To headlock a thief

Police in Australia credit a heroic grandfather for breaking up an attempted larceny in a quiet neighborhood south of Sydney. Police say Dapto resident Paul Robinson spotted a man breaking into his neighbor’s home in the morning hours of Dec. 9. As the alleged thief was trying to make away with his neighbor’s Ford Focus, Robinson crossed the cul-de-sac and put the suspect in a headlock as he tried to drive away. “I tried to get the ignition key off him and tried to hang on and he hit the accelerator and dragged me out of there,” Robinson told 9News. After dragging Robinson over 100 feet, the car slammed into a parked trailer. Authorities say the suspect then broke into another home and attempted to flee the scene on a riding lawnmower. Authorities apprehended the suspect in a nearby residential neighborhood. Emergency workers treated Robinson for minor injuries.

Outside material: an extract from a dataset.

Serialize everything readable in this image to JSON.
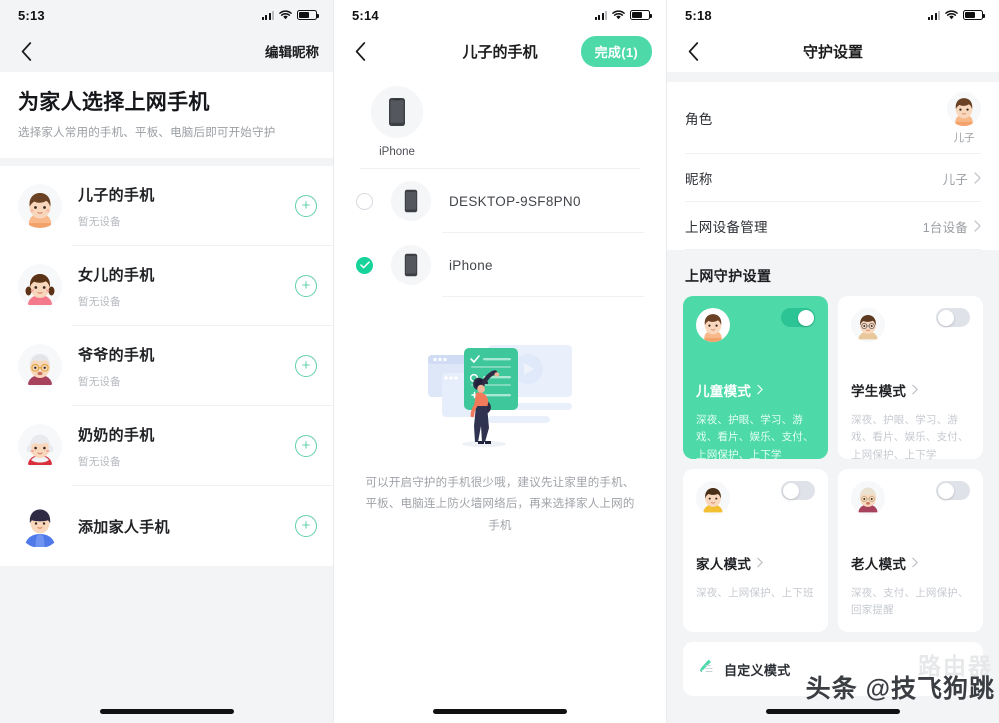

Mountain measurements

The world’s tallest mountain is growing. China and Nepal, resolving a long-standing dispute between the two Asian nations, jointly announced a newly agreed-upon height for Mount Everest that adds 3 feet to the previously accepted figure. Everest stands on the border between Nepal and the Chinese region of Tibet. In 2005, a Chinese survey declared the mountain to be 29,015 feet tall, contradicting the Nepalese claim of 29,029 feet. Scientists in Nepal suggested the 7.8 magnitude earthquake that struck Nepal in 2015 may have actually added to the mountain’s height. In the ensuing years, both nations have conducted surveys of the peak and studied the data together. In December, the two neighbors jointly released findings of their surveys and agreed to a height of 29,032 feet.

Close call at sea

A broken-down watercraft led to a cold dip and a lifesaving rescue for a 62-year-old boater off the coast of Florida. Mechanical trouble had left Stuart Bee adrift in his 32-foot boat roughly 86 miles off Florida’s east coast. When night fell on Nov. 28, Bee fell asleep, then awoke to the sound of water rushing into the cabin. Bee escaped out a hatch as the vessel capsized, then clung to the bow as it bobbed above the water. Hours later after sunrise on Nov. 29, Bee spotted the container ship Angeles and was able to draw the attention of her crew, who threw him a life ring. Bee stayed on with the container ship until it made port in Wilmington, Del., on Dec. 1.

A few good turns

A kind act by an Irish bus driver on Dec. 9 saved the day for one lost passenger looking to spend time with her mother. When Jacqueline Mason got on the wrong bus in Belfast, Northern Ireland, the mistake threatened to make her late for a 30-minute appointment to visit her aging mother at a retirement home, where family visitations were restricted due to the pandemic. Driver Alec Bailey said he was moved by pity for the distraught woman after she realized her mistake. “I just said to myself, I have to get this woman as close as I can to that home,” Bailey told the BBC. The driver asked the other passengers if they minded, and then drove Mason as near to the nursing home as he could get in his double-decker bus. Afterward, Mason told the BBC, “He’s made my Christmas and he’s made my year, I can’t thank him enough.”